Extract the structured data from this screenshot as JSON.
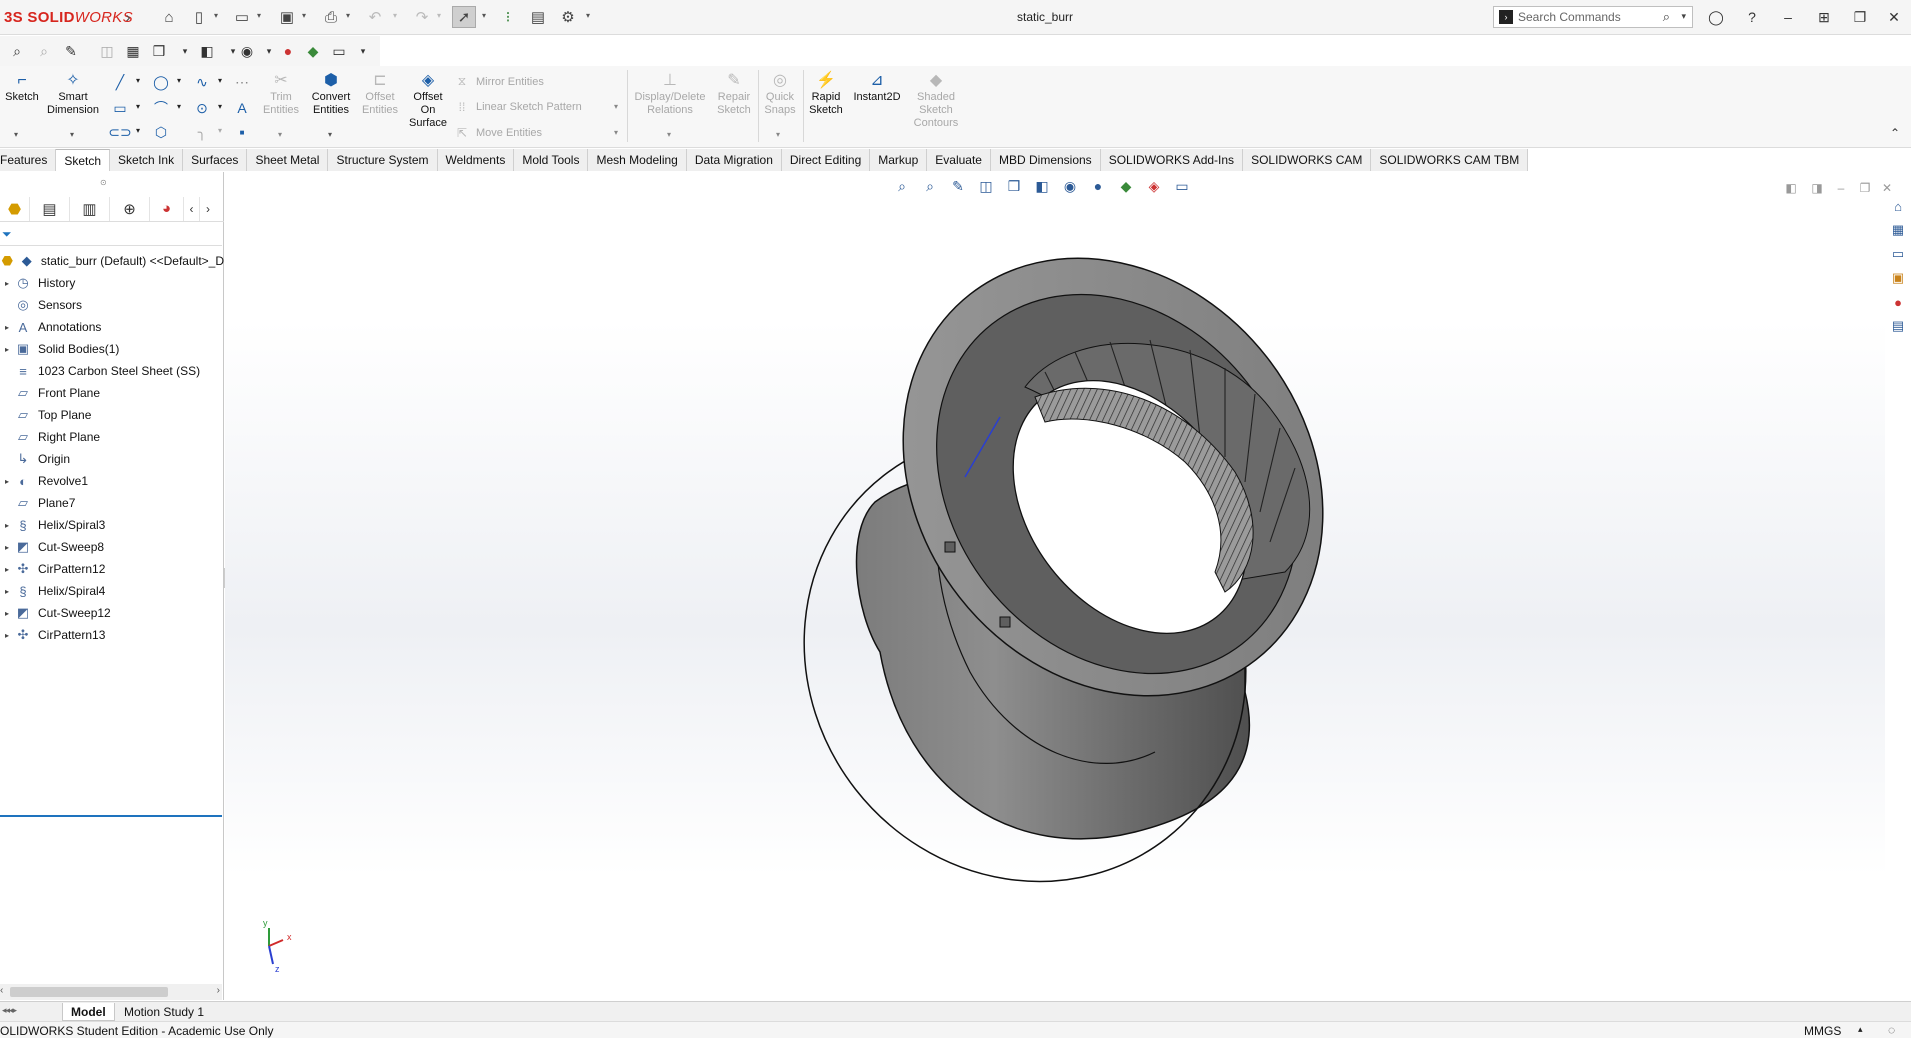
{
  "app": {
    "logo_text_bold": "3S SOLID",
    "logo_text_rest": "WORKS",
    "document_title": "static_burr"
  },
  "search": {
    "placeholder": "Search Commands"
  },
  "command_manager": {
    "sketch": "Sketch",
    "smart_dimension": "Smart\nDimension",
    "trim_entities": "Trim\nEntities",
    "convert_entities": "Convert\nEntities",
    "offset_entities": "Offset\nEntities",
    "offset_on_surface": "Offset\nOn\nSurface",
    "mirror_entities": "Mirror Entities",
    "linear_sketch_pattern": "Linear Sketch Pattern",
    "move_entities": "Move Entities",
    "display_delete_relations": "Display/Delete\nRelations",
    "repair_sketch": "Repair\nSketch",
    "quick_snaps": "Quick\nSnaps",
    "rapid_sketch": "Rapid\nSketch",
    "instant2d": "Instant2D",
    "shaded_sketch_contours": "Shaded\nSketch\nContours"
  },
  "tabs": [
    "Features",
    "Sketch",
    "Sketch Ink",
    "Surfaces",
    "Sheet Metal",
    "Structure System",
    "Weldments",
    "Mold Tools",
    "Mesh Modeling",
    "Data Migration",
    "Direct Editing",
    "Markup",
    "Evaluate",
    "MBD Dimensions",
    "SOLIDWORKS Add-Ins",
    "SOLIDWORKS CAM",
    "SOLIDWORKS CAM TBM"
  ],
  "active_tab": "Sketch",
  "tree": {
    "root": "static_burr (Default) <<Default>_D",
    "items": [
      {
        "label": "History",
        "icon": "history-icon",
        "expandable": true
      },
      {
        "label": "Sensors",
        "icon": "sensor-icon",
        "expandable": false
      },
      {
        "label": "Annotations",
        "icon": "annotation-icon",
        "expandable": true
      },
      {
        "label": "Solid Bodies(1)",
        "icon": "solid-body-icon",
        "expandable": true
      },
      {
        "label": "1023 Carbon Steel Sheet (SS)",
        "icon": "material-icon",
        "expandable": false
      },
      {
        "label": "Front Plane",
        "icon": "plane-icon",
        "expandable": false
      },
      {
        "label": "Top Plane",
        "icon": "plane-icon",
        "expandable": false
      },
      {
        "label": "Right Plane",
        "icon": "plane-icon",
        "expandable": false
      },
      {
        "label": "Origin",
        "icon": "origin-icon",
        "expandable": false
      },
      {
        "label": "Revolve1",
        "icon": "revolve-icon",
        "expandable": true
      },
      {
        "label": "Plane7",
        "icon": "plane-icon",
        "expandable": false
      },
      {
        "label": "Helix/Spiral3",
        "icon": "helix-icon",
        "expandable": true
      },
      {
        "label": "Cut-Sweep8",
        "icon": "cut-sweep-icon",
        "expandable": true
      },
      {
        "label": "CirPattern12",
        "icon": "circular-pattern-icon",
        "expandable": true
      },
      {
        "label": "Helix/Spiral4",
        "icon": "helix-icon",
        "expandable": true
      },
      {
        "label": "Cut-Sweep12",
        "icon": "cut-sweep-icon",
        "expandable": true
      },
      {
        "label": "CirPattern13",
        "icon": "circular-pattern-icon",
        "expandable": true
      }
    ]
  },
  "bottom_tabs": [
    "Model",
    "Motion Study 1"
  ],
  "status": {
    "left": "OLIDWORKS Student Edition - Academic Use Only",
    "units": "MMGS"
  },
  "triad": {
    "x": "x",
    "y": "y",
    "z": "z"
  },
  "colors": {
    "brand_red": "#d7261e",
    "accent_blue": "#1e73be",
    "model_gray": "#6e6e6e"
  }
}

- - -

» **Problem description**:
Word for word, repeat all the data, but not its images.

» **Solution below**:
Extract the structured data from this screenshot as JSON.
{
  "app": {
    "logo_text_bold": "3S SOLID",
    "logo_text_rest": "WORKS",
    "document_title": "static_burr"
  },
  "search": {
    "placeholder": "Search Commands"
  },
  "command_manager": {
    "sketch": "Sketch",
    "smart_dimension": "Smart\nDimension",
    "trim_entities": "Trim\nEntities",
    "convert_entities": "Convert\nEntities",
    "offset_entities": "Offset\nEntities",
    "offset_on_surface": "Offset\nOn\nSurface",
    "mirror_entities": "Mirror Entities",
    "linear_sketch_pattern": "Linear Sketch Pattern",
    "move_entities": "Move Entities",
    "display_delete_relations": "Display/Delete\nRelations",
    "repair_sketch": "Repair\nSketch",
    "quick_snaps": "Quick\nSnaps",
    "rapid_sketch": "Rapid\nSketch",
    "instant2d": "Instant2D",
    "shaded_sketch_contours": "Shaded\nSketch\nContours"
  },
  "tabs": [
    "Features",
    "Sketch",
    "Sketch Ink",
    "Surfaces",
    "Sheet Metal",
    "Structure System",
    "Weldments",
    "Mold Tools",
    "Mesh Modeling",
    "Data Migration",
    "Direct Editing",
    "Markup",
    "Evaluate",
    "MBD Dimensions",
    "SOLIDWORKS Add-Ins",
    "SOLIDWORKS CAM",
    "SOLIDWORKS CAM TBM"
  ],
  "active_tab": "Sketch",
  "tree": {
    "root": "static_burr (Default) <<Default>_D",
    "items": [
      {
        "label": "History",
        "icon": "history-icon",
        "expandable": true
      },
      {
        "label": "Sensors",
        "icon": "sensor-icon",
        "expandable": false
      },
      {
        "label": "Annotations",
        "icon": "annotation-icon",
        "expandable": true
      },
      {
        "label": "Solid Bodies(1)",
        "icon": "solid-body-icon",
        "expandable": true
      },
      {
        "label": "1023 Carbon Steel Sheet (SS)",
        "icon": "material-icon",
        "expandable": false
      },
      {
        "label": "Front Plane",
        "icon": "plane-icon",
        "expandable": false
      },
      {
        "label": "Top Plane",
        "icon": "plane-icon",
        "expandable": false
      },
      {
        "label": "Right Plane",
        "icon": "plane-icon",
        "expandable": false
      },
      {
        "label": "Origin",
        "icon": "origin-icon",
        "expandable": false
      },
      {
        "label": "Revolve1",
        "icon": "revolve-icon",
        "expandable": true
      },
      {
        "label": "Plane7",
        "icon": "plane-icon",
        "expandable": false
      },
      {
        "label": "Helix/Spiral3",
        "icon": "helix-icon",
        "expandable": true
      },
      {
        "label": "Cut-Sweep8",
        "icon": "cut-sweep-icon",
        "expandable": true
      },
      {
        "label": "CirPattern12",
        "icon": "circular-pattern-icon",
        "expandable": true
      },
      {
        "label": "Helix/Spiral4",
        "icon": "helix-icon",
        "expandable": true
      },
      {
        "label": "Cut-Sweep12",
        "icon": "cut-sweep-icon",
        "expandable": true
      },
      {
        "label": "CirPattern13",
        "icon": "circular-pattern-icon",
        "expandable": true
      }
    ]
  },
  "bottom_tabs": [
    "Model",
    "Motion Study 1"
  ],
  "status": {
    "left": "OLIDWORKS Student Edition - Academic Use Only",
    "units": "MMGS"
  },
  "triad": {
    "x": "x",
    "y": "y",
    "z": "z"
  },
  "colors": {
    "brand_red": "#d7261e",
    "accent_blue": "#1e73be",
    "model_gray": "#6e6e6e"
  }
}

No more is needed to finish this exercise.